■ **TASK INSTRUCTIONS**
For the entries that follow, give the number of lines holding the string "this" and nothing more.

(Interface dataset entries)
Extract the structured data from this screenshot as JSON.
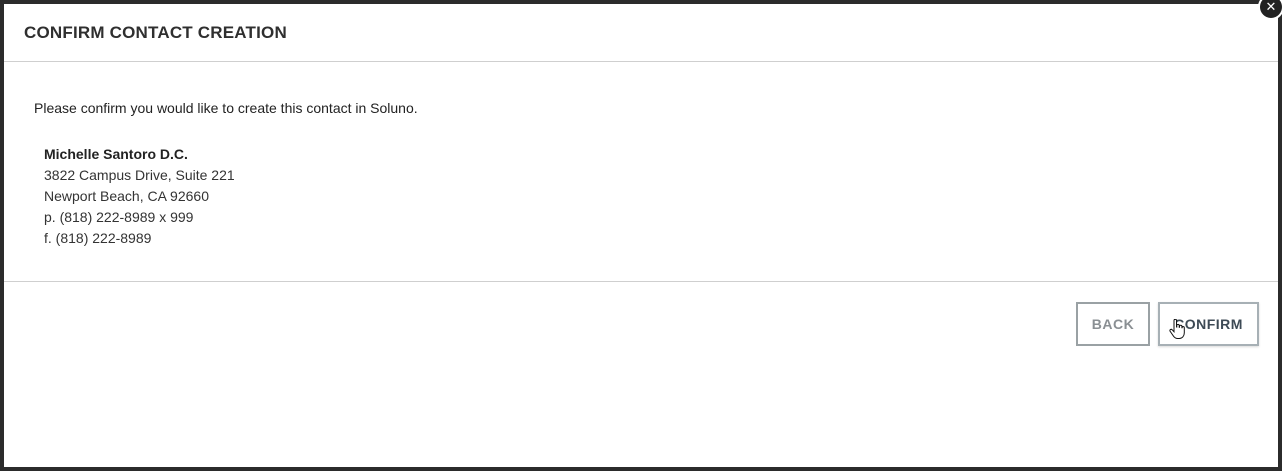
{
  "dialog": {
    "title": "CONFIRM CONTACT CREATION",
    "close_glyph": "✕"
  },
  "body": {
    "intro": "Please confirm you would like to create this contact in Soluno.",
    "contact": {
      "name": "Michelle Santoro D.C.",
      "address_line1": "3822 Campus Drive, Suite 221",
      "address_line2": "Newport Beach, CA 92660",
      "phone": "p. (818) 222-8989 x 999",
      "fax": "f. (818) 222-8989"
    }
  },
  "footer": {
    "back_label": "BACK",
    "confirm_label": "CONFIRM"
  },
  "icons": {
    "close": "close-icon",
    "cursor": "hand-pointer-icon"
  },
  "colors": {
    "title": "#2f2f2f",
    "button_border": "#9aa1a4",
    "button_text": "#8a8f93",
    "confirm_text": "#3d4a55"
  }
}
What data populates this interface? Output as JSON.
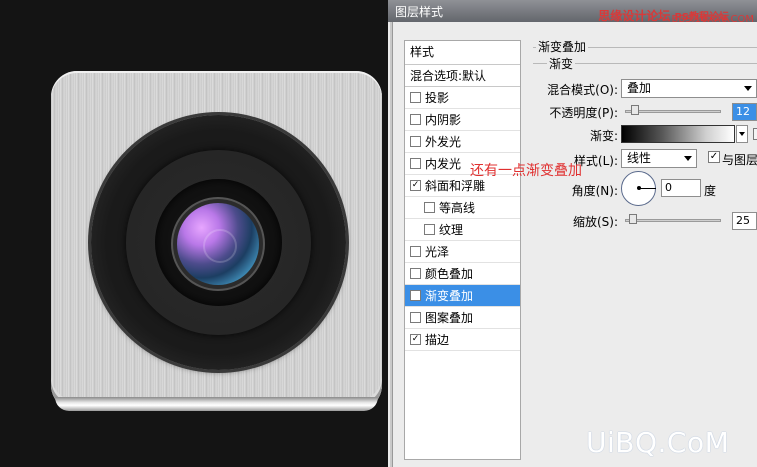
{
  "dialog": {
    "title": "图层样式",
    "watermark_site": "思缘设计论坛",
    "watermark_ps": "PS教程论坛",
    "watermark_url": "BBS.16XX8.COM"
  },
  "styles_panel": {
    "header": "样式",
    "blend_default": "混合选项:默认",
    "items": [
      {
        "label": "投影",
        "checked": false,
        "indent": false,
        "selected": false
      },
      {
        "label": "内阴影",
        "checked": false,
        "indent": false,
        "selected": false
      },
      {
        "label": "外发光",
        "checked": false,
        "indent": false,
        "selected": false
      },
      {
        "label": "内发光",
        "checked": false,
        "indent": false,
        "selected": false
      },
      {
        "label": "斜面和浮雕",
        "checked": true,
        "indent": false,
        "selected": false
      },
      {
        "label": "等高线",
        "checked": false,
        "indent": true,
        "selected": false
      },
      {
        "label": "纹理",
        "checked": false,
        "indent": true,
        "selected": false
      },
      {
        "label": "光泽",
        "checked": false,
        "indent": false,
        "selected": false
      },
      {
        "label": "颜色叠加",
        "checked": false,
        "indent": false,
        "selected": false
      },
      {
        "label": "渐变叠加",
        "checked": true,
        "indent": false,
        "selected": true
      },
      {
        "label": "图案叠加",
        "checked": false,
        "indent": false,
        "selected": false
      },
      {
        "label": "描边",
        "checked": true,
        "indent": false,
        "selected": false
      }
    ]
  },
  "gradient_overlay": {
    "section_title": "渐变叠加",
    "subsection_title": "渐变",
    "blend_mode_label": "混合模式(O):",
    "blend_mode_value": "叠加",
    "opacity_label": "不透明度(P):",
    "opacity_value": "12",
    "gradient_label": "渐变:",
    "style_label": "样式(L):",
    "style_value": "线性",
    "align_label": "与图层",
    "align_checked": true,
    "angle_label": "角度(N):",
    "angle_value": "0",
    "angle_unit": "度",
    "scale_label": "缩放(S):",
    "scale_value": "25"
  },
  "annotation": "还有一点渐变叠加",
  "brand": "UiBQ.CoM"
}
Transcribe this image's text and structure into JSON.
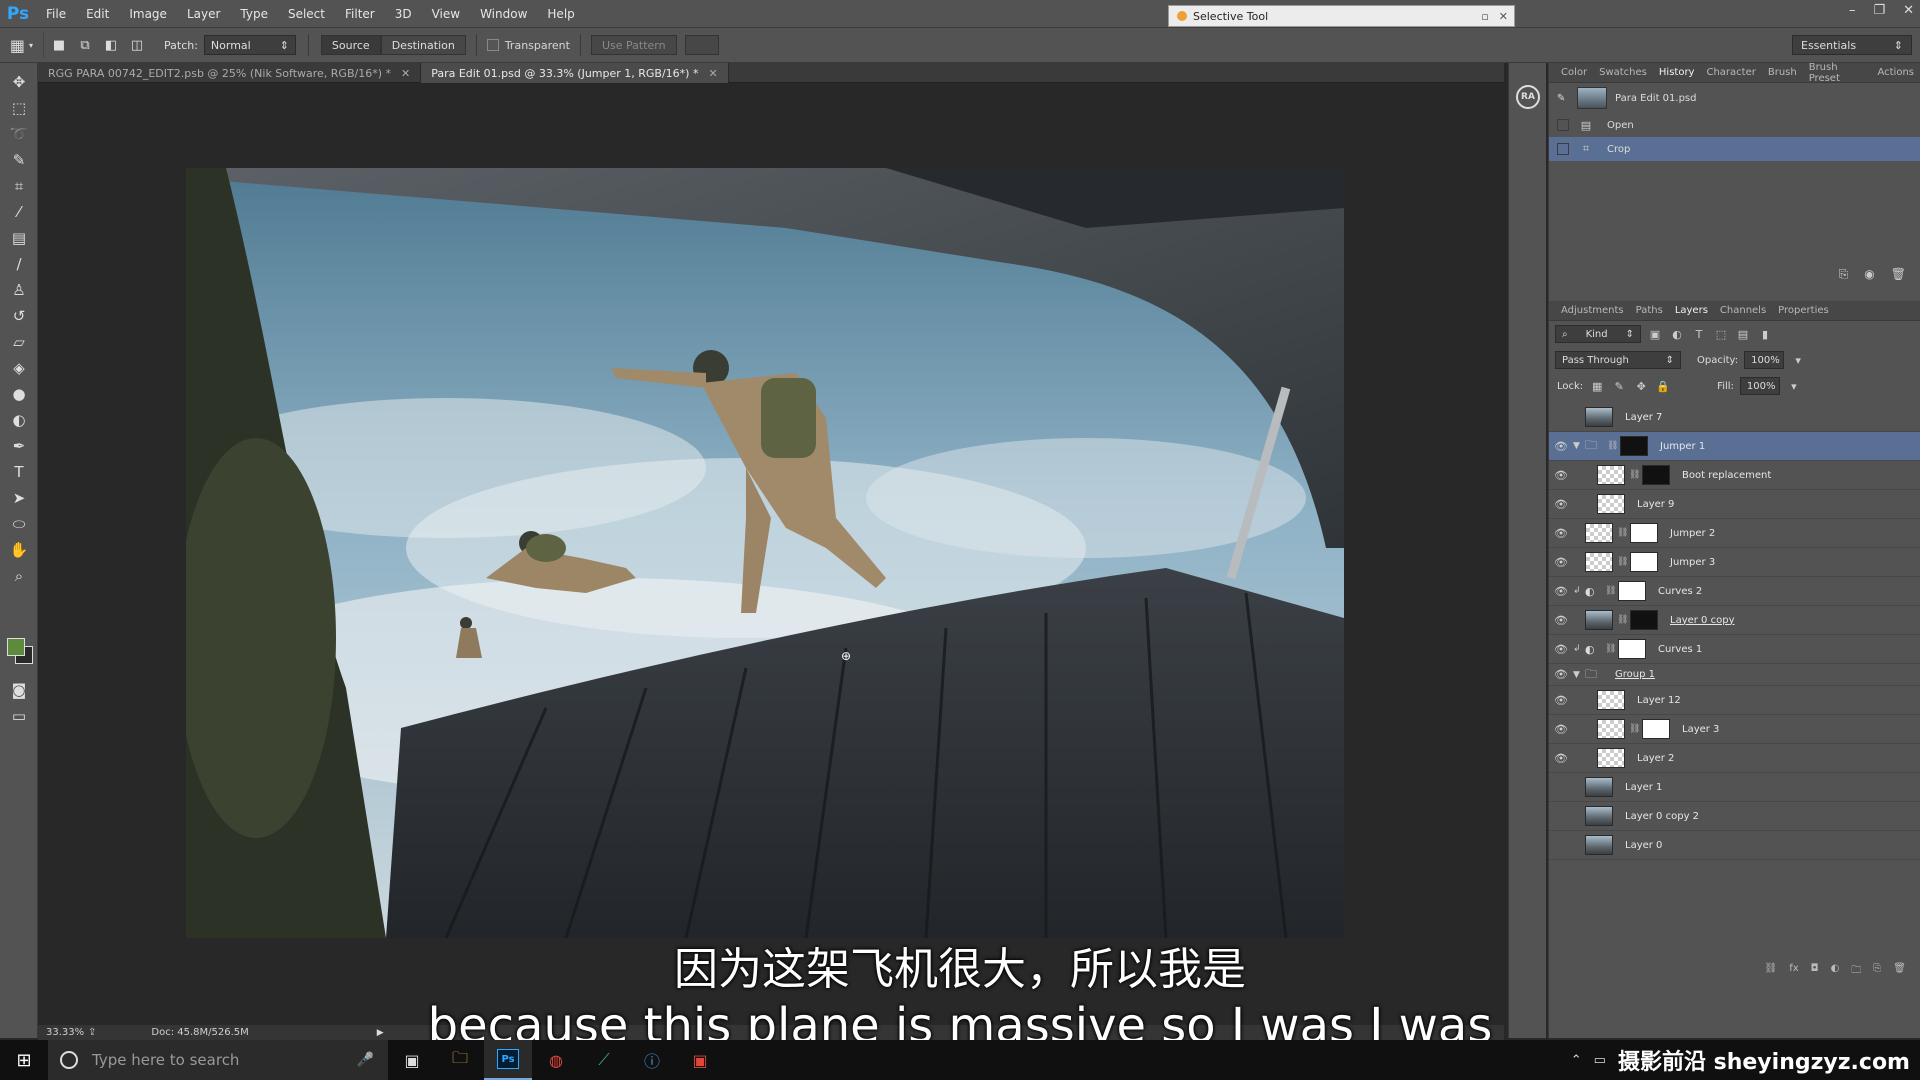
{
  "app": {
    "logo": "Ps",
    "menus": [
      "File",
      "Edit",
      "Image",
      "Layer",
      "Type",
      "Select",
      "Filter",
      "3D",
      "View",
      "Window",
      "Help"
    ],
    "floating_title": "Selective Tool",
    "workspace": "Essentials"
  },
  "options": {
    "patch_label": "Patch:",
    "patch_value": "Normal",
    "source": "Source",
    "destination": "Destination",
    "transparent": "Transparent",
    "use_pattern": "Use Pattern"
  },
  "tools": [
    "move-icon",
    "marquee-icon",
    "lasso-icon",
    "quick-select-icon",
    "crop-icon",
    "eyedropper-icon",
    "healing-brush-icon",
    "brush-icon",
    "clone-stamp-icon",
    "history-brush-icon",
    "eraser-icon",
    "paint-bucket-icon",
    "blur-icon",
    "dodge-icon",
    "pen-icon",
    "type-icon",
    "path-select-icon",
    "shape-icon",
    "hand-icon",
    "zoom-icon"
  ],
  "doc_tabs": [
    {
      "label": "RGG PARA 00742_EDIT2.psb @ 25% (Nik Software, RGB/16*) *",
      "active": false
    },
    {
      "label": "Para Edit 01.psd @ 33.3% (Jumper 1, RGB/16*) *",
      "active": true
    }
  ],
  "status": {
    "zoom": "33.33%",
    "doc": "Doc: 45.8M/526.5M"
  },
  "collapsed_icon": "RA",
  "history_tabs": [
    {
      "label": "Color",
      "active": false
    },
    {
      "label": "Swatches",
      "active": false
    },
    {
      "label": "History",
      "active": true
    },
    {
      "label": "Character",
      "active": false
    },
    {
      "label": "Brush",
      "active": false
    },
    {
      "label": "Brush Preset",
      "active": false
    },
    {
      "label": "Actions",
      "active": false
    }
  ],
  "history": {
    "snapshot": "Para Edit 01.psd",
    "items": [
      {
        "label": "Open",
        "selected": false
      },
      {
        "label": "Crop",
        "selected": true
      }
    ]
  },
  "layers_tabs": [
    {
      "label": "Adjustments",
      "active": false
    },
    {
      "label": "Paths",
      "active": false
    },
    {
      "label": "Layers",
      "active": true
    },
    {
      "label": "Channels",
      "active": false
    },
    {
      "label": "Properties",
      "active": false
    }
  ],
  "layers_controls": {
    "kind": "Kind",
    "blend_mode": "Pass Through",
    "opacity_label": "Opacity:",
    "opacity_value": "100%",
    "lock_label": "Lock:",
    "fill_label": "Fill:",
    "fill_value": "100%"
  },
  "layers": [
    {
      "name": "Layer 7",
      "visible": false
    },
    {
      "name": "Jumper 1",
      "visible": true,
      "selected": true
    },
    {
      "name": "Boot replacement",
      "visible": true
    },
    {
      "name": "Layer 9",
      "visible": true
    },
    {
      "name": "Jumper 2",
      "visible": true
    },
    {
      "name": "Jumper 3",
      "visible": true
    },
    {
      "name": "Curves 2",
      "visible": true
    },
    {
      "name": "Layer 0 copy",
      "visible": true
    },
    {
      "name": "Curves 1",
      "visible": true
    },
    {
      "name": "Group 1",
      "visible": true
    },
    {
      "name": "Layer 12",
      "visible": true
    },
    {
      "name": "Layer 3",
      "visible": true
    },
    {
      "name": "Layer 2",
      "visible": true
    },
    {
      "name": "Layer 1",
      "visible": false
    },
    {
      "name": "Layer 0 copy 2",
      "visible": false
    },
    {
      "name": "Layer 0",
      "visible": false
    }
  ],
  "subtitles": {
    "chinese": "因为这架飞机很大，所以我是",
    "english": "because this plane is massive so I was I was"
  },
  "taskbar": {
    "search_placeholder": "Type here to search",
    "watermark": "摄影前沿 sheyingzyz.com"
  }
}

■ **ANSWER BOX**
5